Bidirectional seismic site response analysis of granular soil deposits

Seismic response analysis are evaluations that aim to capture how the geological and geotechnical properties of soil deposits at a particular site affect earthquake motions at ground level. Commonly, this type of analysis is performed by assuming the soil layers are horizontal and that the earthquake motion travels in only one direction. However, in reality soil layers are heterogeneous and earthquake motions travel in three directions: two horizontals and one vertical. This combined effect is known as multidirectional loading.

A new approach to assessing the potential for rockfall and landslide hazards

Rockfalls and landslides are a common hazard throughout Canada and have a significant impact on transport corridors, infrastructure associated with natural resources, and in public areas. The ability to determine the potential for slope failures is often limited either by the lack of a detailed assessment of the slope, or by the understanding of the processes driving failure. The latter is particularly limiting when considering small-scale movements, which potentially indicate subsequent, larger failures.
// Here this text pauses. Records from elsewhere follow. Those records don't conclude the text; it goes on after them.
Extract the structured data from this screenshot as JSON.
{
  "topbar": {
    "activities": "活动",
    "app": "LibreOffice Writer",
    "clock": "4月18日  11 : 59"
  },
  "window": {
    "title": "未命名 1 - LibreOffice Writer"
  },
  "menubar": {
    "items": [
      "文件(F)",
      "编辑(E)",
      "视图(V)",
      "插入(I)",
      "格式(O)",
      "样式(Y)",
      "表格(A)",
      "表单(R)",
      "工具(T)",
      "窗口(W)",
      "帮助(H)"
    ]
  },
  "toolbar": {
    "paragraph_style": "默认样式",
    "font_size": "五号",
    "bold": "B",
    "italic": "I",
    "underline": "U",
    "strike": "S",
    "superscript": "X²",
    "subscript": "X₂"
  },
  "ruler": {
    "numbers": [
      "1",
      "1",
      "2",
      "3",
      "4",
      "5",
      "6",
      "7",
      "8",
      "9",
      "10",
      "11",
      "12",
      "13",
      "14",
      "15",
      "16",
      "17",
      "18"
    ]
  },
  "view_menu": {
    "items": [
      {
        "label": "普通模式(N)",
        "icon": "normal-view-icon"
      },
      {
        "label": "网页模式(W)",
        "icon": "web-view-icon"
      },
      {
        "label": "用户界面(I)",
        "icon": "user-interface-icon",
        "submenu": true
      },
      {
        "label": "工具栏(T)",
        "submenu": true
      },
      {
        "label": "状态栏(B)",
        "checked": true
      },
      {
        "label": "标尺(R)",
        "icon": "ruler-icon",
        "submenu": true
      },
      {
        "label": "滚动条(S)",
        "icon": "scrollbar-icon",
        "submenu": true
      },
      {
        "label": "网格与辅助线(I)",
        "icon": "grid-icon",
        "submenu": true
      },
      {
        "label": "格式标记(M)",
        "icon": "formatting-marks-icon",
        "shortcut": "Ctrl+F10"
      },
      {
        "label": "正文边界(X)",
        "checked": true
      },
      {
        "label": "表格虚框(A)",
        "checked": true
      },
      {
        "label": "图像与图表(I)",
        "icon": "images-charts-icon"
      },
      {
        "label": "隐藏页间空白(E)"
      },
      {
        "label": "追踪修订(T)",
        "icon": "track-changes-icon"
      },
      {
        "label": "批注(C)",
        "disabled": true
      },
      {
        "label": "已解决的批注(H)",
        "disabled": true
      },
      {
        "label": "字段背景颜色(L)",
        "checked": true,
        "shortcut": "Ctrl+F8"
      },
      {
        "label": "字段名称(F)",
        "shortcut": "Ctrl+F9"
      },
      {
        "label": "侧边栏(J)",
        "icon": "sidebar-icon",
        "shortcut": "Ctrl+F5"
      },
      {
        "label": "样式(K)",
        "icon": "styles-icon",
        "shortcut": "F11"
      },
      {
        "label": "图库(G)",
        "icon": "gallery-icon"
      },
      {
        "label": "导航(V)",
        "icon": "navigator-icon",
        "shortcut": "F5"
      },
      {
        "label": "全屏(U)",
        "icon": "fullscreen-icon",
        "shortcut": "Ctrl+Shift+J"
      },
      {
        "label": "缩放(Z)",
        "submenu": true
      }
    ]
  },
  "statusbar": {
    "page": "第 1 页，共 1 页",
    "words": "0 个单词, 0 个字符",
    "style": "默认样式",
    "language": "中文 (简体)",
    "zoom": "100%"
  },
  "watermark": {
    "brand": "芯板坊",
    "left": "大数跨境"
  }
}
High resolution measurement of earthquake impacts on rock slope stability and damage using pre- and post-earthquake remote sensing

Assessment of the effects of earthquakes on rock slopes requires detailed measurements both before and after the shaking. However, at present, there is a lack of high resolution data that enables this, partly as it is unusual to have good data from prior to earthquakes.

Development of a debris-flow risk reduction design tool

Steep creek hazards such as debris flows and debris floods pose a considerable risk to mountain communities and infrastructure. Relative to other geohazards, debris flows and debris floods are particularly hazardous because they travel rapidly, provide minimal warning and occur frequently. In Canada, professionals have little experience with debris-flow risk reduction due to limited development in mountainous areas. As mountain communities and infrastructure projects expand into more rugged terrain, there will be an increased demand for debris-flow and debris-flood protection in our country.

Developing a physically-based, geomorphic model to evaluate the probability of pipeline exposure at stream crossings

There are currently tens of thousands of locations throughout North America where pipelines cross stream channels. At these locations, instability of the stream bed and banks poses a serious risk to pipeline infrastructure, and has the potential to cause environmental harm.